Manchester is a dev skills bubble just now, no doubt about that.
In the 7 years I have been here the top level advertised salary for a senior C# dev has risen from about £35-40k to about £60-£70k. Obviously some of those are speculative CV-harvesting operations, but from discussions I have had there are clearly a lot more jobs around, and better paid ones at that.
While that is great news for me as a seller of technical skills, it also presents some challenges as someone who leads other people to deliver the work that I have to. How so? Well, when I was recruiting developers in my Manchester role in 2012 we could be a bit choosy about how often a candidate switched jobs. We could worry that she or he may not stay long enough to get to speed and earn their salary. In fact in my second role we anticipated that, given the complexity of the system, if someone was fully effective in six months that was a good result.
The problem is that in today's hot market good devs can be tempted away after not so long in a role. They can afford to be fickle. Because other employers are so (let's not say "desparate") "keen" to fill vacancies, people can leave after a relatively short time in their current role.

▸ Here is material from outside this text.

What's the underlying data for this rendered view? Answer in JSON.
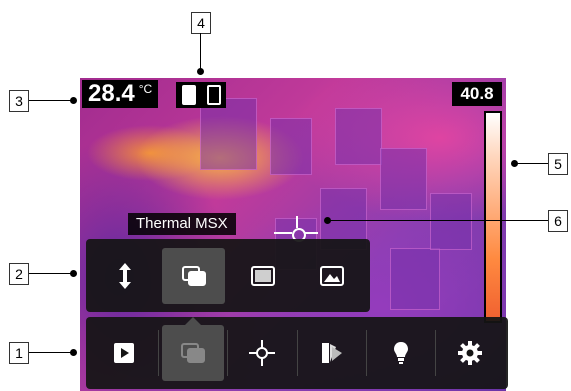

If we want to fill empty seats we cannot be as choosy as once we (or at least my then-manager and I) were.
The flip-side is that as a purchaser of skills I cannot afford to let someone take 12 months to earn their salary, as if they leave within two years (which seems about a 20%-33% chance at the moment) then we will not have covered our costs.
The only way to mitigate this is to structure systems more simply.
Sure, we've always wanted to do that haven't we?
Yes, but to add to the message pressing for this: ease of maintenance, ability to rotate staff through, easier debugging, we now need to add the economic reality that if we can't get staff up to speed quickly then we're going to risk losing money on employing them.
So more than ever the classic messages of decoupled architectures and TDD have a key role to play to onboarding team members and getting them productive.
In my first .net role in 2006 it was six weeks before I worked on code that made it into the Production release. This week a new starter (with 2.5 years in the industry) had written code (and unit tests) which was in Prod by the end of his second day. The level of test coverage gives confidence that the change is safe and the new starter can start to earn their salary straight away.
While succession planning helps to mitigate the impact of the departures and compnay culture should help to prevent, structuring the code so that devs are productive from the get-go is crucial.